Honorary Chieftain, Benny Hughes

Below is a biography of Benny Hughes, excerpts of which were read aloud at the Scottish festival in Tulsa, where Benny was named the Honorary Chieftain for 2012. The biography is written by Keith Roberson, long time friend of Benny and our band’s Co-Pipe Sergeant.

“Bernard (Benny) Hughes was born April 29, 1926 on the Isle of Butte in Scotland, in a small farm cottage near the fishing port of Rothsay. He spent his formative years there, until his father, Patrick Hughes, moved the family to the eastern side of the Scottish mainland looking for a better life for his family.

After his father’s death, Benny often stayed home from school to care for his mother as her health failed. In 1943, at the age of 17, he was drafted into the British Army. After basic training in Aberdeen, he joined the 6th Battalion of the Gordon Highlanders, Infantry Unit. His unit did advanced combat training in England and was then sent to Normandy, where the Battalion landed approximately 10 days after D-day. Benny and the Gordon Highlanders joined the Allied Forces and saw combat as they marched across portions of northern France and then into Germany. Benny earned four combat medals during his time in the Gordon Highlanders, which he still proudly wears on his Scottish Pipe band uniform.  He earned the 1939-1945 Defense Medal, the 1939-1945 Star, the France and Germany Star, and the End of the War Medal. He spent some time in Germany after the war in the Allied Forces peace keeping effort. After that time, the Gordon Highlanders were sent to northern Africa for desert combat training, spending two years in the treacherous area around Tripoli.

In 1947, Benny married the love of his life, Ina Taylor. One month later, he accepted his discharge from the Army. Benny held numerous jobs in Scotland over the years. In 1957 after his two sons, Benny and Tommy, were born he moved the family to Canada looking for a better life. Less than a year later, they moved to Oklahoma and made a life and home for themselves.

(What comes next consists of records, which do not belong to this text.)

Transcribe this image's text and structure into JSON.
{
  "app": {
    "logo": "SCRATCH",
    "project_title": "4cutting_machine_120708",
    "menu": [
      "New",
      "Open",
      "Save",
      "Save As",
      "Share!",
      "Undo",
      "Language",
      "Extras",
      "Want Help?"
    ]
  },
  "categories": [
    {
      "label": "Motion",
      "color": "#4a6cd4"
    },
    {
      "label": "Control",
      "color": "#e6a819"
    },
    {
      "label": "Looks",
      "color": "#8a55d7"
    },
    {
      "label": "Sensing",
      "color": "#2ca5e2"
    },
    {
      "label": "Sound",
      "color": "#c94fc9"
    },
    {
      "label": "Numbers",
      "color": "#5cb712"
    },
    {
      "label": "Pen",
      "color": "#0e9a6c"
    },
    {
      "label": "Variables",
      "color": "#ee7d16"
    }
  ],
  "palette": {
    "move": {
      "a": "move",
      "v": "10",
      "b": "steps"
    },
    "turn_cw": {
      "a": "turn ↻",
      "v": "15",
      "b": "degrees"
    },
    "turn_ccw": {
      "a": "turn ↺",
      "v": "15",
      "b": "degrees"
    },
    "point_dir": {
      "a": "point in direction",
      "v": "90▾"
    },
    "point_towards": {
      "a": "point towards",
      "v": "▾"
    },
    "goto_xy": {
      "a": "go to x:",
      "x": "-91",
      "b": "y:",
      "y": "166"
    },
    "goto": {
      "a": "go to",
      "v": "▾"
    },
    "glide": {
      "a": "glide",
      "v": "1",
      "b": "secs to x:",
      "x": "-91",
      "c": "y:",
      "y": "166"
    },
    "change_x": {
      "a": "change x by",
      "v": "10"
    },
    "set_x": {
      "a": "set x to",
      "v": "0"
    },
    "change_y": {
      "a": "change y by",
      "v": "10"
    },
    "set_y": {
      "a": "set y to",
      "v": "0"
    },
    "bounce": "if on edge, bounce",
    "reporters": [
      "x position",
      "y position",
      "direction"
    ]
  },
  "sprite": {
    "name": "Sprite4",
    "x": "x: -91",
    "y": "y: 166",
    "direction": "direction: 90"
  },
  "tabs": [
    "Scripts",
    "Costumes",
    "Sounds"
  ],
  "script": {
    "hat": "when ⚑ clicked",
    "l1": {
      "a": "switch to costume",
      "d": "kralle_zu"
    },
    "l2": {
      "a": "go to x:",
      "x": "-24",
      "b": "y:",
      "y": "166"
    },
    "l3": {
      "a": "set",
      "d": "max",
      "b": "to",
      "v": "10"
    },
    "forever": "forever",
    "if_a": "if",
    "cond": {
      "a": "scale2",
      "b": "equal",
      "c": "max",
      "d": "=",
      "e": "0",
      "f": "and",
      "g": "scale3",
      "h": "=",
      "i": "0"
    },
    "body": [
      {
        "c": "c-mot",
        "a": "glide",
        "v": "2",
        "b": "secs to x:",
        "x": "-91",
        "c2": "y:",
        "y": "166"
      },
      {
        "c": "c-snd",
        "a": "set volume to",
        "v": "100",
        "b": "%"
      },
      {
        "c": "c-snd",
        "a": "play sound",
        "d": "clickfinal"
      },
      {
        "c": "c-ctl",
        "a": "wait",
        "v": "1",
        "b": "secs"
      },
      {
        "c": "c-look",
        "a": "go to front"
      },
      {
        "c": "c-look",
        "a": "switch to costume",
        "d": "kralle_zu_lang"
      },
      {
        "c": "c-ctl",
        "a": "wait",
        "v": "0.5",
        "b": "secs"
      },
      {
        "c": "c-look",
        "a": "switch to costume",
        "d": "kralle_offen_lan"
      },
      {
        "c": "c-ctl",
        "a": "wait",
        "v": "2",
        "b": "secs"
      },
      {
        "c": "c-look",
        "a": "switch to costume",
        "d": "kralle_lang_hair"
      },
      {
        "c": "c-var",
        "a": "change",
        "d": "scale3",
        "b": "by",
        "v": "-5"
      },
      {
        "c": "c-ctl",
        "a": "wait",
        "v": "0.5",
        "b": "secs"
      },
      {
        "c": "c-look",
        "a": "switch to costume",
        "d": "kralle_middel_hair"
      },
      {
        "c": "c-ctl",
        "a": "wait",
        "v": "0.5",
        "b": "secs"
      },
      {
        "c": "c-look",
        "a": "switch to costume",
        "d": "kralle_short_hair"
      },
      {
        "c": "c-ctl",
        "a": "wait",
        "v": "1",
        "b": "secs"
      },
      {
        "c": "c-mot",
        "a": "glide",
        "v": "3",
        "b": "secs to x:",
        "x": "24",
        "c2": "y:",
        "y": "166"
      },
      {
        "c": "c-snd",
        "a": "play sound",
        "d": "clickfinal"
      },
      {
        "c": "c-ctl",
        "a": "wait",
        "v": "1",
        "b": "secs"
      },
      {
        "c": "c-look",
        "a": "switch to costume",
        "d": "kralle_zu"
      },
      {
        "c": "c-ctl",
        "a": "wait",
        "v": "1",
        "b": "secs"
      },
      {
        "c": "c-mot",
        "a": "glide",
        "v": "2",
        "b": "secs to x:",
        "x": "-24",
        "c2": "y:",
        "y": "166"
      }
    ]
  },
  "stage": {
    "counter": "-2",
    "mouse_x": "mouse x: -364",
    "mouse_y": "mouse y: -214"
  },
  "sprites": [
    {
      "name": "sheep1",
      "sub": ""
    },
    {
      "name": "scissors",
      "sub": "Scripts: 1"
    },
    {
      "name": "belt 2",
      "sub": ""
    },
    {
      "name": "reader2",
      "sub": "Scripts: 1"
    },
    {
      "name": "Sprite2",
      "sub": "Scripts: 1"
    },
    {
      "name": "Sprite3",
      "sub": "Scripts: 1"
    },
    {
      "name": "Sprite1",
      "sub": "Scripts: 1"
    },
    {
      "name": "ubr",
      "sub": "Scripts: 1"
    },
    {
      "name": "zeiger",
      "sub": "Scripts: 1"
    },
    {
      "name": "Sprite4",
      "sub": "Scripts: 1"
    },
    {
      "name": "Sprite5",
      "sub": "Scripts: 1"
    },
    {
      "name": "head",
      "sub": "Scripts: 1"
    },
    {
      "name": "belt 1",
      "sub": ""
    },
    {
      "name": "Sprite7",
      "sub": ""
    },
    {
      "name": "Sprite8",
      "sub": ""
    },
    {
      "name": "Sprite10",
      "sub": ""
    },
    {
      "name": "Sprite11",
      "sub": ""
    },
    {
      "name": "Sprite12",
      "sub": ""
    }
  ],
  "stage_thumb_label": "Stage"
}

Benny, Ina, and their sons worked hard to integrate themselves into American life, and became naturalized citizens.

Benny’s love for his homeland and culture took root in Oklahoma soil and he became the Drum Major for the Highlanders of Oklahoma City in its early years. In addition to his service with the Pipe band, he and Ina taught Scottish Country and Folk dancing for several years. Benny has appeared on several local TV News broadcasts, over the years, in interviews regarding his Scottish Heritage. He has done vocal performances of “Scotland the Brave” and other Celtic folk tunes for the viewing audiences.

In the 1970’s Benny was asked to become one of the state’s first Certified Soccer referees. He did so, and helped Soccer gain solid footing in Oklahoma. He even refereed in an exhibition game in Tulsa in which the all-time great soccer player Pele participated.

After more than 40 years with the Highlanders of Oklahoma City, Benny helped to form a new Pipe band. The Oklahoma Scottish Pipes and Drums was formed in 1998, and now has numerous competition wins, as well as other medals and trophies. There is nothing Benny enjoys more than spending time with his band “family”, and helping the band to sharpen its marching, musical performance, and competition skills.

Anyone who has ever met Benny has been impressed with his unforgettable and likeable personality and kind ways. He treats everyone with a special respect and dignity. Everywhere he goes, people are quick to recognize and greet him, even when they have not seen each other for many years.

We honor you, Benny Hughes, for your service to the Scottish community, to the State of Oklahoma, and for your dedication to the American ideals of freedom, hard work, great friendships, and solid family values.